The answer must be a bare number: the count of lines below that contain "JSON".

Data records for software interfaces:

============

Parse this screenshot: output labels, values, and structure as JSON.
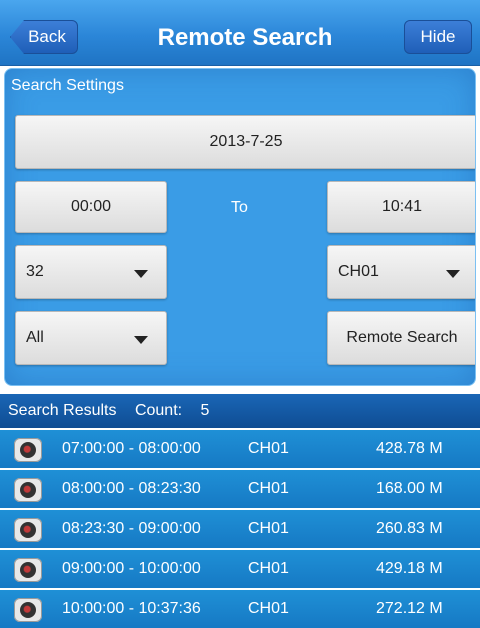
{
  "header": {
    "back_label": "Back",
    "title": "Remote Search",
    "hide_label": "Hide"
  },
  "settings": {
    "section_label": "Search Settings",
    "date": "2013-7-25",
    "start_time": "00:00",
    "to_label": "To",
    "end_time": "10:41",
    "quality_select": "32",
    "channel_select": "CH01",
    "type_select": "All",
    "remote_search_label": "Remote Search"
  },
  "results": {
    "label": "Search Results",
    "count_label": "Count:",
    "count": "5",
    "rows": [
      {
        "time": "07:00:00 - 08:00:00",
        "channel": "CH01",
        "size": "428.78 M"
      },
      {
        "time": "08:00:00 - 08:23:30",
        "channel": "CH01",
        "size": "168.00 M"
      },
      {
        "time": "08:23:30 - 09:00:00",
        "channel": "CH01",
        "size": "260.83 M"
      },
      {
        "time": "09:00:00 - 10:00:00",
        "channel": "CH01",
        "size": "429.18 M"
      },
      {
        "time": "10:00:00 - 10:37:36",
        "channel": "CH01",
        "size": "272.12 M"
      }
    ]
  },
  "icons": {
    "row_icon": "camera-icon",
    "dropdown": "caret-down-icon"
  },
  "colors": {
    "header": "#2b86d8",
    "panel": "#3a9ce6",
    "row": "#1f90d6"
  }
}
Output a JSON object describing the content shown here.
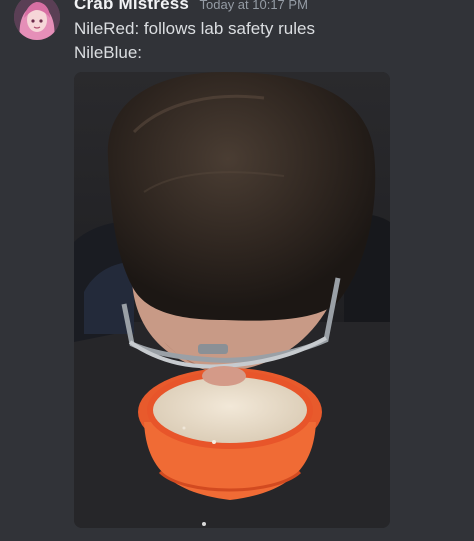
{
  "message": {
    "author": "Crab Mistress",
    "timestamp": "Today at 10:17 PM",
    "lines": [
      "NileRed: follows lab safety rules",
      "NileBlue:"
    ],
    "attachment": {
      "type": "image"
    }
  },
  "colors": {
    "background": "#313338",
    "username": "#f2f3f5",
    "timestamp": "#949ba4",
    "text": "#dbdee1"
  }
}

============

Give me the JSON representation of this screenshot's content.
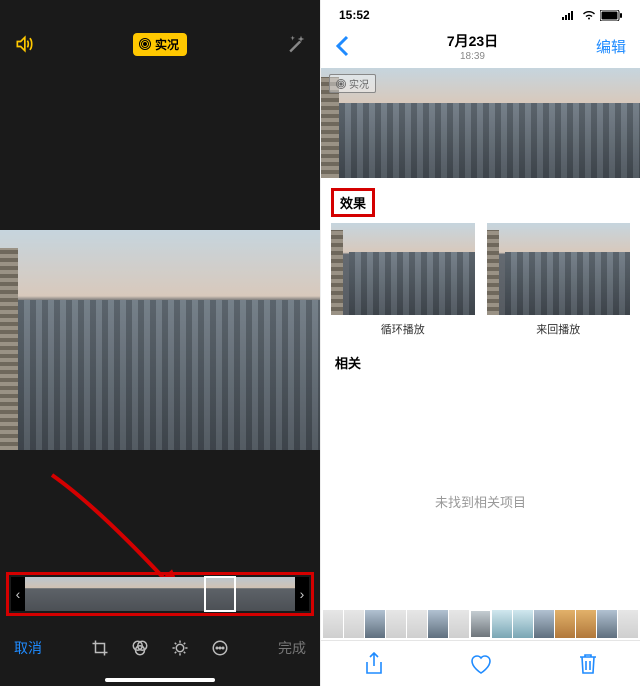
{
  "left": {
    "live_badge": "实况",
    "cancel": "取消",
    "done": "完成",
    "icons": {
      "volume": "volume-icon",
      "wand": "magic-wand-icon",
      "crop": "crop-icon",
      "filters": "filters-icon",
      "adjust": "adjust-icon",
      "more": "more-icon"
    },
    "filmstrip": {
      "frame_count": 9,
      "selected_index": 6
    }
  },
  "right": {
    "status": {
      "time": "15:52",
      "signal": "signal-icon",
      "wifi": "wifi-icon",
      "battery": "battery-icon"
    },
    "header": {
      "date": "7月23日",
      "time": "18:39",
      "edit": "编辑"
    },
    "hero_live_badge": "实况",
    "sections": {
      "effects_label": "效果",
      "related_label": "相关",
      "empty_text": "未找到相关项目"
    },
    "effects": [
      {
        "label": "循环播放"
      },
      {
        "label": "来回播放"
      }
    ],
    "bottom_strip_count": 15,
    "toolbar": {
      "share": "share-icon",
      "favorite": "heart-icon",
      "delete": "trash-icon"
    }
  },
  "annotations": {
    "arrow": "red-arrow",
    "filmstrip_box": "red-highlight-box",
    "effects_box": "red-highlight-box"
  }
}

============

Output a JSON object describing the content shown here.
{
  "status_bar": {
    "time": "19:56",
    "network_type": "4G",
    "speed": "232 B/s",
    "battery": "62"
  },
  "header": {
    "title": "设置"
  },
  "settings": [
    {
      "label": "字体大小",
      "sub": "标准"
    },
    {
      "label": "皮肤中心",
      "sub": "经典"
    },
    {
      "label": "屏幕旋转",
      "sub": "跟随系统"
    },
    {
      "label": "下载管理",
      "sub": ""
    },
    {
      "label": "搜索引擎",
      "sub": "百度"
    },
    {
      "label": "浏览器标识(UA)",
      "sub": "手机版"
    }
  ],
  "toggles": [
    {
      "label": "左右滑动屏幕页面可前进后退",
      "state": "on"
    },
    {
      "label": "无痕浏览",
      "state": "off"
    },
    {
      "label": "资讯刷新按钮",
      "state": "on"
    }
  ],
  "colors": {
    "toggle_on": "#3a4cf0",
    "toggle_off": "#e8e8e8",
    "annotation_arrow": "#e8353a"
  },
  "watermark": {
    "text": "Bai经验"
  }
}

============

- _TASK RESPONSE_: 4